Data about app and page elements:

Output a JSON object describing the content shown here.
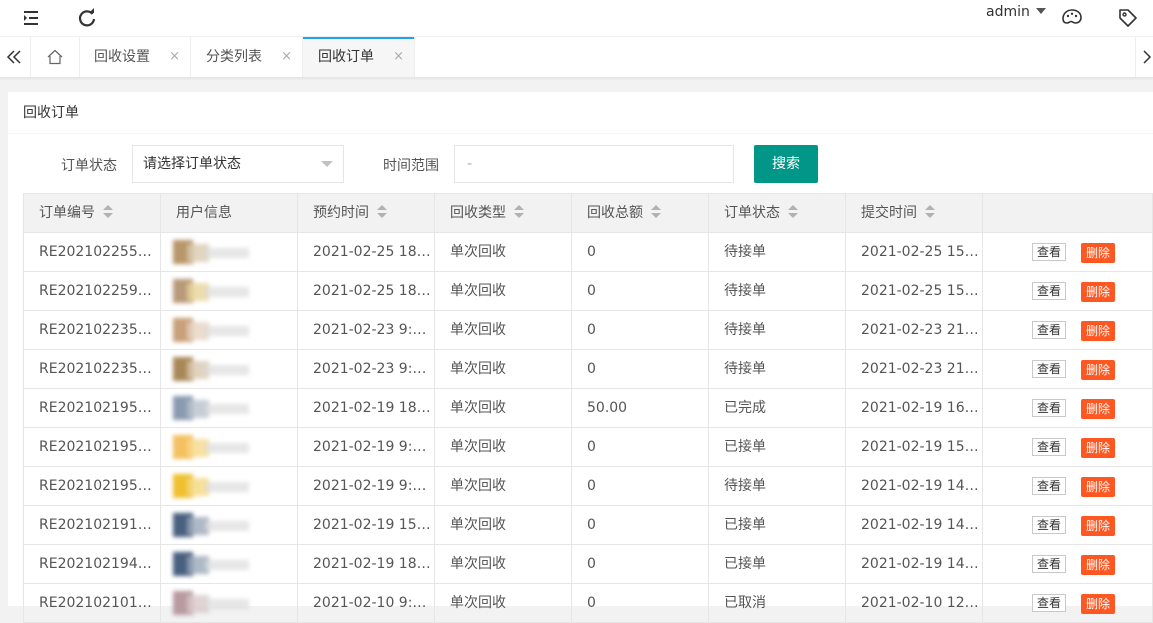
{
  "header": {
    "menu_icon": "menu-fold-icon",
    "refresh_icon": "refresh-icon",
    "user": "admin",
    "theme_icon": "palette-icon",
    "tag_icon": "tag-icon"
  },
  "tabs": {
    "home_icon": "home-icon",
    "items": [
      {
        "label": "回收设置",
        "close": "×"
      },
      {
        "label": "分类列表",
        "close": "×"
      },
      {
        "label": "回收订单",
        "close": "×"
      }
    ]
  },
  "card": {
    "title": "回收订单"
  },
  "filters": {
    "status_label": "订单状态",
    "status_value": "请选择订单状态",
    "time_label": "时间范围",
    "time_value": "-",
    "search_label": "搜索"
  },
  "table": {
    "columns": [
      "订单编号",
      "用户信息",
      "预约时间",
      "回收类型",
      "回收总额",
      "订单状态",
      "提交时间",
      ""
    ],
    "view_label": "查看",
    "delete_label": "删除",
    "rows": [
      {
        "order_no": "RE202102255…",
        "user": "",
        "appoint_time": "2021-02-25 18…",
        "type": "单次回收",
        "amount": "0",
        "status": "待接单",
        "submit_time": "2021-02-25 15…",
        "avatar_colors": [
          "#b8956a",
          "#d9cbb0"
        ]
      },
      {
        "order_no": "RE202102259…",
        "user": "",
        "appoint_time": "2021-02-25 18…",
        "type": "单次回收",
        "amount": "0",
        "status": "待接单",
        "submit_time": "2021-02-25 15…",
        "avatar_colors": [
          "#b89a7a",
          "#e8d59a"
        ]
      },
      {
        "order_no": "RE202102235…",
        "user": "",
        "appoint_time": "2021-02-23 9:…",
        "type": "单次回收",
        "amount": "0",
        "status": "待接单",
        "submit_time": "2021-02-23 21…",
        "avatar_colors": [
          "#c8a07a",
          "#e6d3c0"
        ]
      },
      {
        "order_no": "RE202102235…",
        "user": "",
        "appoint_time": "2021-02-23 9:…",
        "type": "单次回收",
        "amount": "0",
        "status": "待接单",
        "submit_time": "2021-02-23 21…",
        "avatar_colors": [
          "#a88858",
          "#d8c8b0"
        ]
      },
      {
        "order_no": "RE202102195…",
        "user": "",
        "appoint_time": "2021-02-19 18…",
        "type": "单次回收",
        "amount": "50.00",
        "status": "已完成",
        "submit_time": "2021-02-19 16…",
        "avatar_colors": [
          "#8a9ab0",
          "#b8c0cc"
        ]
      },
      {
        "order_no": "RE202102195…",
        "user": "",
        "appoint_time": "2021-02-19 9:…",
        "type": "单次回收",
        "amount": "0",
        "status": "已接单",
        "submit_time": "2021-02-19 15…",
        "avatar_colors": [
          "#f4c060",
          "#f6d88a"
        ]
      },
      {
        "order_no": "RE202102195…",
        "user": "",
        "appoint_time": "2021-02-19 9:…",
        "type": "单次回收",
        "amount": "0",
        "status": "待接单",
        "submit_time": "2021-02-19 14…",
        "avatar_colors": [
          "#f0c030",
          "#f4d880"
        ]
      },
      {
        "order_no": "RE202102191…",
        "user": "",
        "appoint_time": "2021-02-19 15…",
        "type": "单次回收",
        "amount": "0",
        "status": "已接单",
        "submit_time": "2021-02-19 14…",
        "avatar_colors": [
          "#4a6080",
          "#9aa8b8"
        ]
      },
      {
        "order_no": "RE202102194…",
        "user": "",
        "appoint_time": "2021-02-19 18…",
        "type": "单次回收",
        "amount": "0",
        "status": "已接单",
        "submit_time": "2021-02-19 14…",
        "avatar_colors": [
          "#4a6080",
          "#9aa8b8"
        ]
      },
      {
        "order_no": "RE202102101…",
        "user": "",
        "appoint_time": "2021-02-10 9:…",
        "type": "单次回收",
        "amount": "0",
        "status": "已取消",
        "submit_time": "2021-02-10 12…",
        "avatar_colors": [
          "#b89aa0",
          "#d8c8c8"
        ]
      }
    ]
  },
  "colors": {
    "primary": "#009688",
    "danger": "#ff5722",
    "tab_accent": "#1e9fff"
  }
}
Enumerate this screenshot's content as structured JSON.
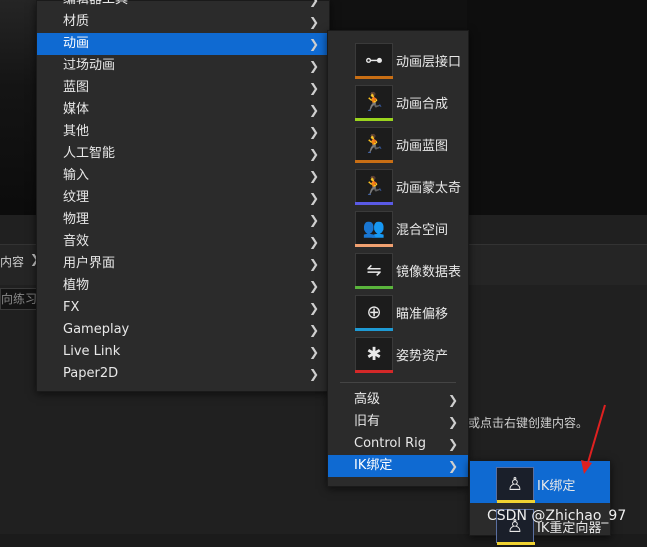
{
  "breadcrumb": {
    "text": "内容",
    "arrow": "❯"
  },
  "search": {
    "value": "向练习"
  },
  "hint": "或点击右键创建内容。",
  "main_menu": {
    "items": [
      {
        "label": "编辑器工具",
        "selected": false
      },
      {
        "label": "材质",
        "selected": false
      },
      {
        "label": "动画",
        "selected": true
      },
      {
        "label": "过场动画",
        "selected": false
      },
      {
        "label": "蓝图",
        "selected": false
      },
      {
        "label": "媒体",
        "selected": false
      },
      {
        "label": "其他",
        "selected": false
      },
      {
        "label": "人工智能",
        "selected": false
      },
      {
        "label": "输入",
        "selected": false
      },
      {
        "label": "纹理",
        "selected": false
      },
      {
        "label": "物理",
        "selected": false
      },
      {
        "label": "音效",
        "selected": false
      },
      {
        "label": "用户界面",
        "selected": false
      },
      {
        "label": "植物",
        "selected": false
      },
      {
        "label": "FX",
        "selected": false
      },
      {
        "label": "Gameplay",
        "selected": false
      },
      {
        "label": "Live Link",
        "selected": false
      },
      {
        "label": "Paper2D",
        "selected": false
      }
    ]
  },
  "animation_menu": {
    "assets": [
      {
        "label": "动画层接口",
        "icon": "node-graph-icon",
        "color": "#c86e14"
      },
      {
        "label": "动画合成",
        "icon": "running-figure-stack-icon",
        "color": "#9ad41e"
      },
      {
        "label": "动画蓝图",
        "icon": "running-figure-graph-icon",
        "color": "#c86e14"
      },
      {
        "label": "动画蒙太奇",
        "icon": "running-figure-filmstrip-icon",
        "color": "#5a5ae6"
      },
      {
        "label": "混合空间",
        "icon": "figures-blend-icon",
        "color": "#f0a070"
      },
      {
        "label": "镜像数据表",
        "icon": "mirror-figures-icon",
        "color": "#5ab43c"
      },
      {
        "label": "瞄准偏移",
        "icon": "crosshair-icon",
        "color": "#1e9ad4"
      },
      {
        "label": "姿势资产",
        "icon": "pose-figure-icon",
        "color": "#d42828"
      }
    ],
    "items": [
      {
        "label": "高级",
        "selected": false
      },
      {
        "label": "旧有",
        "selected": false
      },
      {
        "label": "Control Rig",
        "selected": false
      },
      {
        "label": "IK绑定",
        "selected": true
      }
    ]
  },
  "ik_menu": {
    "assets": [
      {
        "label": "IK绑定",
        "icon": "ik-rig-figure-icon",
        "color": "#f0d232",
        "selected": true
      },
      {
        "label": "IK重定向器",
        "icon": "ik-retarget-figure-icon",
        "color": "#f0d232",
        "selected": false
      }
    ]
  },
  "watermark": "CSDN @Zhichao_97",
  "colors": {
    "accent": "#0f6ad2",
    "menu_bg": "#2b2b2b",
    "arrow": "#e02020"
  }
}
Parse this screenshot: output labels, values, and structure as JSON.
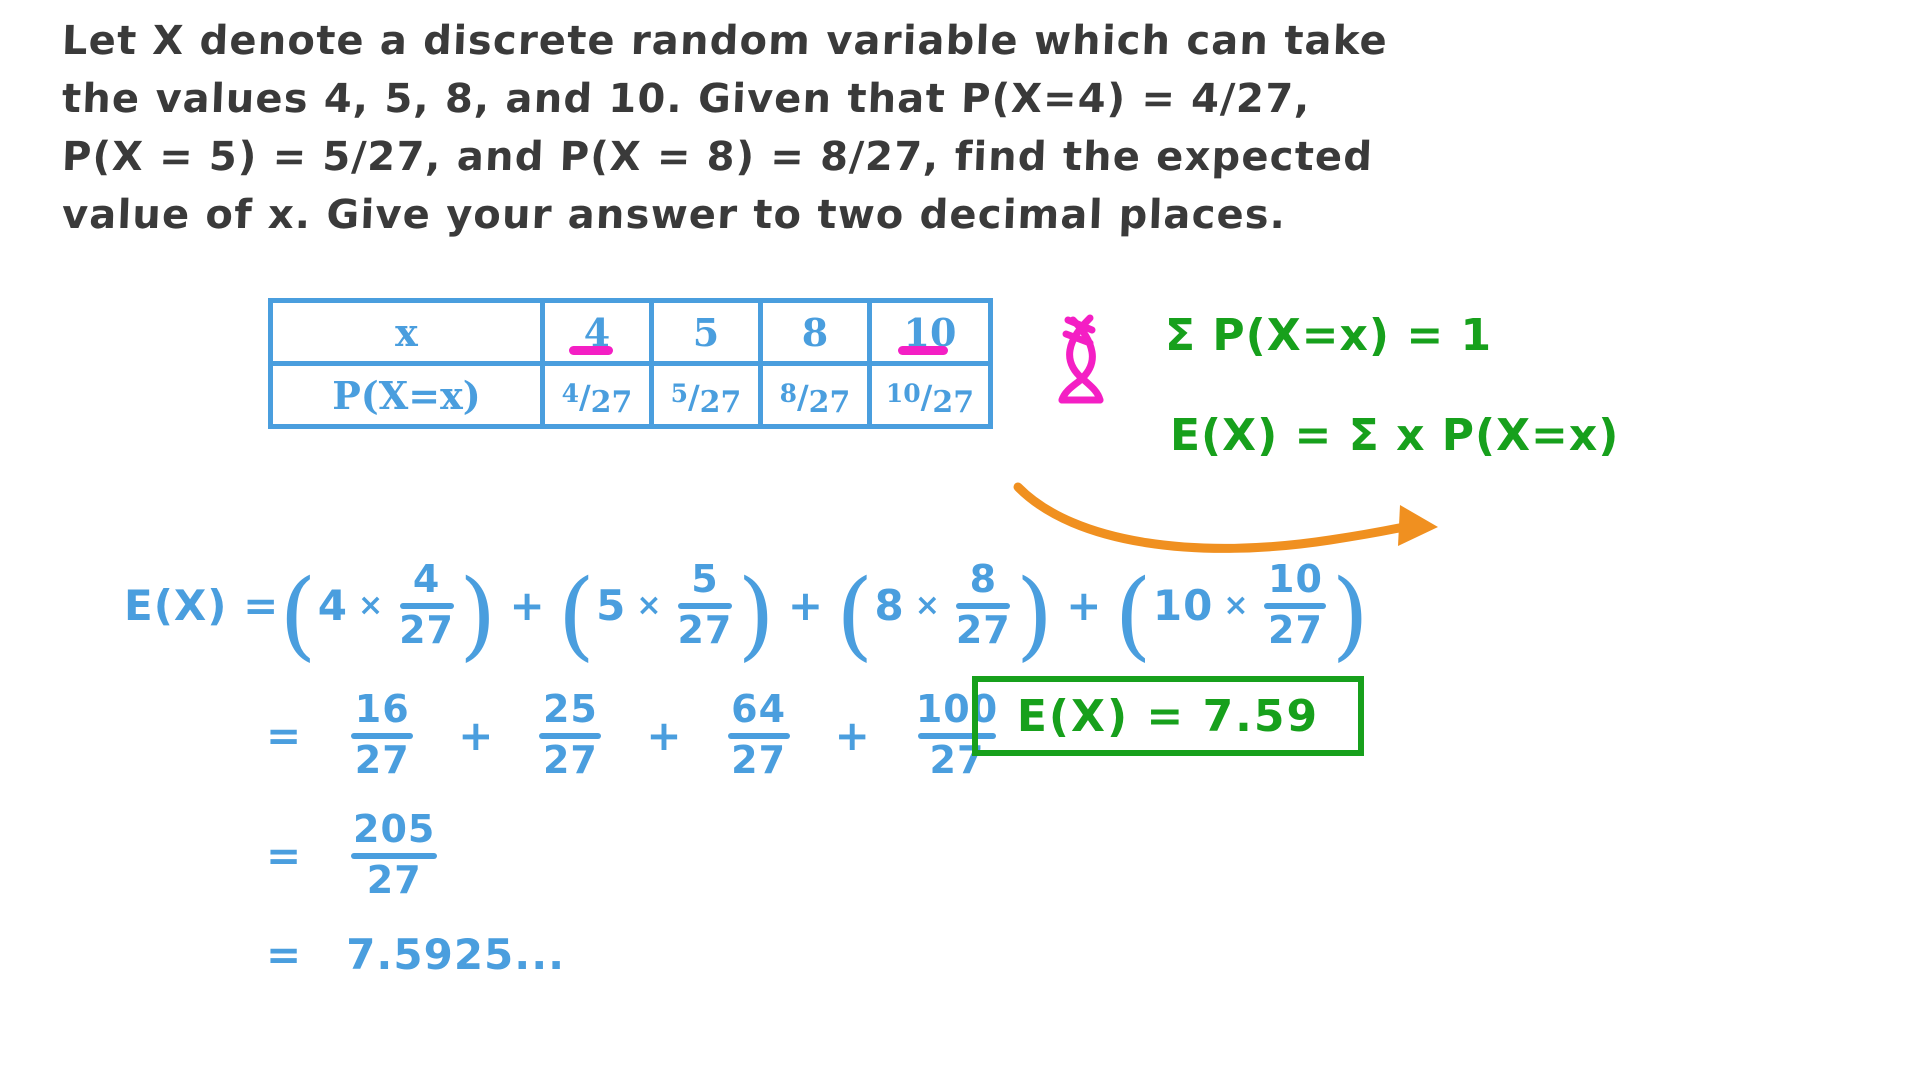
{
  "document": {
    "type": "handwritten-math-solution",
    "topic": "Expected value of a discrete random variable"
  },
  "colors": {
    "problem_ink": "#3a3a3a",
    "working_ink": "#4a9ede",
    "annotation_ink": "#17a01c",
    "highlight_ink": "#f41fc4",
    "arrow_ink": "#f09020",
    "background": "#ffffff"
  },
  "problem": {
    "line1": "Let X denote a discrete random variable which can take",
    "line2": "the values 4, 5, 8, and 10. Given that P(X=4) = 4/27,",
    "line3": "P(X = 5) = 5/27, and P(X = 8) = 8/27, find the expected",
    "line4": "value of x. Give your answer to two decimal places."
  },
  "table": {
    "row_labels": [
      "x",
      "P(X=x)"
    ],
    "x_values": [
      "4",
      "5",
      "8",
      "10"
    ],
    "probabilities": [
      {
        "numerator": "4",
        "denominator": "27"
      },
      {
        "numerator": "5",
        "denominator": "27"
      },
      {
        "numerator": "8",
        "denominator": "27"
      },
      {
        "numerator": "10",
        "denominator": "27"
      }
    ],
    "highlighted_cells": [
      "4",
      "10"
    ]
  },
  "annotations": {
    "rule_sum": "Σ P(X=x) = 1",
    "rule_expectation": "E(X) = Σ x P(X=x)",
    "bracket_symbol": "magenta-bracket",
    "arrow_symbol": "orange-curved-arrow"
  },
  "working": {
    "line1_lhs": "E(X) =",
    "line1_terms": [
      {
        "coefficient": "4",
        "times": "×",
        "numerator": "4",
        "denominator": "27"
      },
      {
        "coefficient": "5",
        "times": "×",
        "numerator": "5",
        "denominator": "27"
      },
      {
        "coefficient": "8",
        "times": "×",
        "numerator": "8",
        "denominator": "27"
      },
      {
        "coefficient": "10",
        "times": "×",
        "numerator": "10",
        "denominator": "27"
      }
    ],
    "plus": "+",
    "line2_eq": "=",
    "line2_terms": [
      {
        "numerator": "16",
        "denominator": "27"
      },
      {
        "numerator": "25",
        "denominator": "27"
      },
      {
        "numerator": "64",
        "denominator": "27"
      },
      {
        "numerator": "100",
        "denominator": "27"
      }
    ],
    "line3_eq": "=",
    "line3_fraction": {
      "numerator": "205",
      "denominator": "27"
    },
    "line4_eq": "=",
    "line4_value": "7.5925..."
  },
  "answer": {
    "label": "E(X) =",
    "value": "7.59",
    "full": "E(X) = 7.59"
  }
}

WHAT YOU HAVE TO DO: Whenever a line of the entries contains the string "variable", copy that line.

EXPECTED ANSWER:
    "topic": "Expected value of a discrete random variable"
    "line1": "Let X denote a discrete random variable which can take",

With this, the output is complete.